By Jason Duaine Hahn May 07, 2020 02:22 PM
Michael Jordan would “generously” tip the staff who stayed later to accommodate him, his former teammate Brad Sellers told The Undefeated
NBA legend Michael Jordan was once the “most famous person in the world,” as his former friend Charles Barkley recently said. But having one of the most recognizable faces on the planet comes with downsides.
Jordan’s celebrity status catapulted in the 1990s during his pursuit of six NBA championships with the Chicago Bulls. He was everywhere, from commercials to movies, and his lasting stardom meant he’d never again be able to do the everyday things a normal person could.
But, as his former Bulls teammate Brad Sellers recently told The Undefeated, Jordan — the focus of the current hit ESPN documentary series, The Last Dance — still found a way to enjoy the little things in life.
“You saw MJ doing laundry in the first few episodes and that was him back then, the countryside of him, just living like a regular dude,” Sellers told the outlet of the first six episodes of the series, which have looked back at Jordan’s career, including his time in college and early years in the NBA.
“But he just got bigger and bigger in basketball and to a point where he couldn’t go out … I remember saying to him one day, ‘Hey, M, how do you eat?’ ” Sellers explained. “He told me he would call Jewel-Osco [a grocery chain] about 15 minutes before they closed, and let them know he was coming in.”
“They would stay open later to let him shop,” he added.
To show his gratitude, Sellers said Jordan would “generously” tip the staff who worked after closing to accommodate him.
“He wasn’t making no $30 million a year; I’m sure at that time he was making less than a million,” Sellers said to the outlet. “But it was a lot of money at the time and he made sure that he took care of people.”

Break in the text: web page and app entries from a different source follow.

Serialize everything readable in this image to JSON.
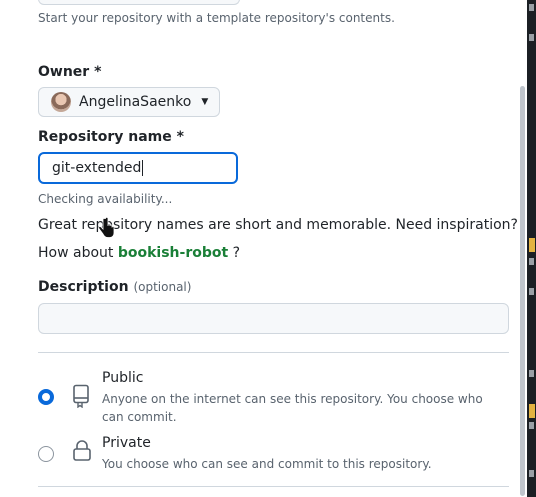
{
  "template_hint": "Start your repository with a template repository's contents.",
  "owner": {
    "label": "Owner *",
    "name": "AngelinaSaenko"
  },
  "repo": {
    "label": "Repository name *",
    "value": "git-extended",
    "status": "Checking availability...",
    "tip": "Great repository names are short and memorable. Need inspiration?",
    "how_about": "How about",
    "suggestion": "bookish-robot",
    "question_mark": "?"
  },
  "description": {
    "label": "Description",
    "optional": "(optional)",
    "value": ""
  },
  "visibility": {
    "public_title": "Public",
    "public_desc": "Anyone on the internet can see this repository. You choose who can commit.",
    "private_title": "Private",
    "private_desc": "You choose who can see and commit to this repository."
  },
  "icons": [
    "caret-down-icon",
    "repo-icon",
    "lock-icon",
    "pointer-hand-icon"
  ],
  "colors": {
    "accent": "#0969da",
    "suggestion": "#1a7f37",
    "muted": "#59636e"
  }
}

Sellers, who was 24 when he was drafted by the Bulls, said he saw many other examples of the influence Jordan possessed at the peak of his NBA playing days.
According to Sellers, Jordan would receive personal police escorts to games to guarantee he would arrive on time. Sellers caught onto this, and would even time his drive to the stadium to match Jordan’s so he could take advantage of the escort.
“We would go out of our way to go by the freeway near his house because the troopers would turn on their lights when Michael got on and lead him along the shoulder,” Sellers said.
“I’d drive my Chevy Blazer right behind his Corvette on the shoulder,” he added.